The girl on the Black Sands of Aberdour.
by Bruce Clark Dick
(Forfar Angus Scotland)
Who is that girl, running on the black sands?
Loose limbed, alone, and free.
Barefooted, leaving youthful prints,
Long washed away by the sea.
Who clambers up, the aged smooth rocks,
Wind blowing through her hair.
And sits and stares, in a far off dwam,
At the sea, and wonders, whatever's out there?
Who explores the pools, for fish and crabs,
Each nook and cranny, she spies.
The fleeting, furtive, moves of dabs,
Do not escape her eyes.
She lays herself down, head propped between her hands,
And marvels at the harebells, rising up among the sands.
Their bells a hue, of summer blue, on stems so slender and fine.
How do they stand, the gales that blow, on this black sands of mine.
On restless nights, when sleep won't come, and thoughts spin round her head,
She thinks of those, bright far off days, of summers long since dead.
Who is the girl that runs the black sands, along the edge of the sea?
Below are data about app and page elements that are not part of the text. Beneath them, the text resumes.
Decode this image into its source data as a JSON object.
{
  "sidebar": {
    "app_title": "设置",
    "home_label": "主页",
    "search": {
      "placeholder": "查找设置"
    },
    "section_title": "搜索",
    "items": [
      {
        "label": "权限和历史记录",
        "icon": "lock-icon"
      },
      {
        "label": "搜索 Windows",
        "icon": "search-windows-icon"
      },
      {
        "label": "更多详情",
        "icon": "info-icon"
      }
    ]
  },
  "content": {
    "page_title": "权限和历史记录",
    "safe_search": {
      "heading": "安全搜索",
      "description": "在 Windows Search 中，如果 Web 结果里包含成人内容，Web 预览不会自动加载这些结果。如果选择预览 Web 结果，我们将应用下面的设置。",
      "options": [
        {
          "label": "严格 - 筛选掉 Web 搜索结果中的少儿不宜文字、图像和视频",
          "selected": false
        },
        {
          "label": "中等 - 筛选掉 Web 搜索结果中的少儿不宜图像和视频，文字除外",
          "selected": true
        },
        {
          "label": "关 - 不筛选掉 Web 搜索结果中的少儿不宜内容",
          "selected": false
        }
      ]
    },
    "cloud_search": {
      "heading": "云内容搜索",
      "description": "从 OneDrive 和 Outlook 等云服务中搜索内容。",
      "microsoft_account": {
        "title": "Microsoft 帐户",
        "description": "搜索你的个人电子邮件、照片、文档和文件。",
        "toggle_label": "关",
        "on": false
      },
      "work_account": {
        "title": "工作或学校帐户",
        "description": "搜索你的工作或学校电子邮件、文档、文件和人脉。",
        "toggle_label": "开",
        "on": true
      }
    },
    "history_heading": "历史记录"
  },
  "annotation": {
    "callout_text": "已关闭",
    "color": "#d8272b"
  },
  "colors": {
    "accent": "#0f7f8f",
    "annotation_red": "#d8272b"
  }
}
She still is there, wind in her hair, for that young girl was me.